++++ Material for this task ++++
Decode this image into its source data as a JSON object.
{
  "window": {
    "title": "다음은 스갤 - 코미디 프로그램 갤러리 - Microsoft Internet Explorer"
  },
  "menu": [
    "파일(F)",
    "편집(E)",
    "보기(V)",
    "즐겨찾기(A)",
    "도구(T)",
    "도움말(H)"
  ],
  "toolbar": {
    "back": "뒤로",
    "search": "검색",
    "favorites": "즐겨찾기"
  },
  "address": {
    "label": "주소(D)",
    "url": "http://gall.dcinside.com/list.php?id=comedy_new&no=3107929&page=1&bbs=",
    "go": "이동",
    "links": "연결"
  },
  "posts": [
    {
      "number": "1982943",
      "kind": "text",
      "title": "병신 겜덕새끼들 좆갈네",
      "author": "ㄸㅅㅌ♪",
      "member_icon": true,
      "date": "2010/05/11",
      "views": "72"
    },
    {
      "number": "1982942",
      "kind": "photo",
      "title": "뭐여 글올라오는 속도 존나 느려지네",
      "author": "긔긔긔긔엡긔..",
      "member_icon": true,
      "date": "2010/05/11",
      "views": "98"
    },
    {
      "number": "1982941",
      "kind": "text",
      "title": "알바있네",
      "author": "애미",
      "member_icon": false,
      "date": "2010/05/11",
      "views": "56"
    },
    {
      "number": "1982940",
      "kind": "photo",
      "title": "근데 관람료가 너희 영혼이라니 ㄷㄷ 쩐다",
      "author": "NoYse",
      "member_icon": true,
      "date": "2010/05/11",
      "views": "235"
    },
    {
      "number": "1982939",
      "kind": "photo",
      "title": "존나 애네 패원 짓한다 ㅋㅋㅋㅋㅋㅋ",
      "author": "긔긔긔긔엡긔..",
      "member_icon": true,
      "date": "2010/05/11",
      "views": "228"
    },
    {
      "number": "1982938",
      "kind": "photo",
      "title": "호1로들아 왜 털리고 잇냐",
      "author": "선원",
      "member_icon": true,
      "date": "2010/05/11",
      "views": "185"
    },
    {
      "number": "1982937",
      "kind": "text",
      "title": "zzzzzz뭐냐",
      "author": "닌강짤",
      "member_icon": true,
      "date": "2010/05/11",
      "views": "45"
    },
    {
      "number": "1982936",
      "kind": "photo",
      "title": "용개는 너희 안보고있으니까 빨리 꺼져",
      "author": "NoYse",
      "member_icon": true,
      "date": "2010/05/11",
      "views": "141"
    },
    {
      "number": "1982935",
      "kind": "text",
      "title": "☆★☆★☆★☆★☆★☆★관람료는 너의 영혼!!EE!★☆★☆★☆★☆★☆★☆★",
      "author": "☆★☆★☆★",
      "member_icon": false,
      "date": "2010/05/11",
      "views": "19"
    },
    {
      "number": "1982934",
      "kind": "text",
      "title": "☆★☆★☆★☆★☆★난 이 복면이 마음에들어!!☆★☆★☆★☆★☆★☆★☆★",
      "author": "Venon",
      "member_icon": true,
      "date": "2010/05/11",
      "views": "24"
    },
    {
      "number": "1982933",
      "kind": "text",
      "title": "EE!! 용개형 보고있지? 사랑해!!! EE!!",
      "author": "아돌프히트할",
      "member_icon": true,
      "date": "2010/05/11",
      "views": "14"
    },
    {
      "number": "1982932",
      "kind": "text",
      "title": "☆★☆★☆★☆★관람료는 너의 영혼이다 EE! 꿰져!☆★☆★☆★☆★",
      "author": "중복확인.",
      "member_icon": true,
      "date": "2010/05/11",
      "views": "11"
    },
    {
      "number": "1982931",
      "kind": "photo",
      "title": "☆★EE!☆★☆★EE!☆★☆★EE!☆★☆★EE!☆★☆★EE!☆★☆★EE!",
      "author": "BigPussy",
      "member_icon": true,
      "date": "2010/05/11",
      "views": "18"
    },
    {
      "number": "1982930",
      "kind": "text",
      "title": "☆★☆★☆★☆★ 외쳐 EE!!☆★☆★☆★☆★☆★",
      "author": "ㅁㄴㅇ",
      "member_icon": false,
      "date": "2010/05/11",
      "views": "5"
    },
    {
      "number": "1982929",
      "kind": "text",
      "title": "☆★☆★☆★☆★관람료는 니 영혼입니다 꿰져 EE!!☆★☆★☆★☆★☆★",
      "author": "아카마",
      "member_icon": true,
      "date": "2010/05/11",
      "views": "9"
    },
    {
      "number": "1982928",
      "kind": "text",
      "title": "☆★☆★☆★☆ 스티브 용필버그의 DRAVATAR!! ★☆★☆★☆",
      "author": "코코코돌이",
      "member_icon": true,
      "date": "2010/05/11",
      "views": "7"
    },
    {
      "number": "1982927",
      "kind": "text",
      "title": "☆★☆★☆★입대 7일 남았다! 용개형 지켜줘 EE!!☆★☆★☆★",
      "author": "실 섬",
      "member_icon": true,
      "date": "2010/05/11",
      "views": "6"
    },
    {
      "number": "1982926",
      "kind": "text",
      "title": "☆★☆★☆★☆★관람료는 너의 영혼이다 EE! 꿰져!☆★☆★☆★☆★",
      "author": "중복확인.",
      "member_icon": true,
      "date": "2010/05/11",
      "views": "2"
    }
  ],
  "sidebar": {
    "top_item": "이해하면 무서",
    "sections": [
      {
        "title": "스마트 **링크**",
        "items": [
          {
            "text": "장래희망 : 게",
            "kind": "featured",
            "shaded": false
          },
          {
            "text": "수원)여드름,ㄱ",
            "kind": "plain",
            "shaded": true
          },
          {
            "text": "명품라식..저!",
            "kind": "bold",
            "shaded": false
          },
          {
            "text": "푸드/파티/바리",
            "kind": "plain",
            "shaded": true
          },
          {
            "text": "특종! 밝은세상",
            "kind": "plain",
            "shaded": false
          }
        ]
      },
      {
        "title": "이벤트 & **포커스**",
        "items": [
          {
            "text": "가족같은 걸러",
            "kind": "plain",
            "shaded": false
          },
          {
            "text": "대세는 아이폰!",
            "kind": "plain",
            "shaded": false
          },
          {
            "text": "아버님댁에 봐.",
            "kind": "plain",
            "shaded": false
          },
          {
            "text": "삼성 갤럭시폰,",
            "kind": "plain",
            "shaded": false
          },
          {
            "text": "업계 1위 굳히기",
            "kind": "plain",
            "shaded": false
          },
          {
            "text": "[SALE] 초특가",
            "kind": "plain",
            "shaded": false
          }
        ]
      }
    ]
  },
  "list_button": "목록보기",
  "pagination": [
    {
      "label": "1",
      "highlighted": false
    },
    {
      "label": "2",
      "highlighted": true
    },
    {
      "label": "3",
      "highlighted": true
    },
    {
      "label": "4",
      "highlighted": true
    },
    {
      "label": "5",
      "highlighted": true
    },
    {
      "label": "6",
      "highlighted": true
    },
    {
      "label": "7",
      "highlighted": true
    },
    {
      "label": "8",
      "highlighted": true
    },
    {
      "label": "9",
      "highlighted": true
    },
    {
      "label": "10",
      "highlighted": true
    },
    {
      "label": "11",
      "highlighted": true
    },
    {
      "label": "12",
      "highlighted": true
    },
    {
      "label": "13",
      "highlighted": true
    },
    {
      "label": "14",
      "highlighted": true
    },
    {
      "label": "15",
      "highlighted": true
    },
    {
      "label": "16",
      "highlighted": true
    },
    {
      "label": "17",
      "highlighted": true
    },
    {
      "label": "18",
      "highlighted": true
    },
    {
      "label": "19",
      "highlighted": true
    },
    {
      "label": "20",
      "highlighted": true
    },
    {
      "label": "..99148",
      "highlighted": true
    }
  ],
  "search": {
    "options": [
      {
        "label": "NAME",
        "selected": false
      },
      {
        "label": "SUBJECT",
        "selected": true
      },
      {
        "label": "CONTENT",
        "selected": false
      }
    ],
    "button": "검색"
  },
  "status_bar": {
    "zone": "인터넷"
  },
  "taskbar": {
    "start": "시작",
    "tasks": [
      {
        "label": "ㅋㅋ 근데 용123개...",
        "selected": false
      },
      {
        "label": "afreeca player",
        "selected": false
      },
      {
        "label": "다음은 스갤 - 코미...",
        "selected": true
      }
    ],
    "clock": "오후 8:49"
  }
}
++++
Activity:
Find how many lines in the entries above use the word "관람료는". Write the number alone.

Output below:
4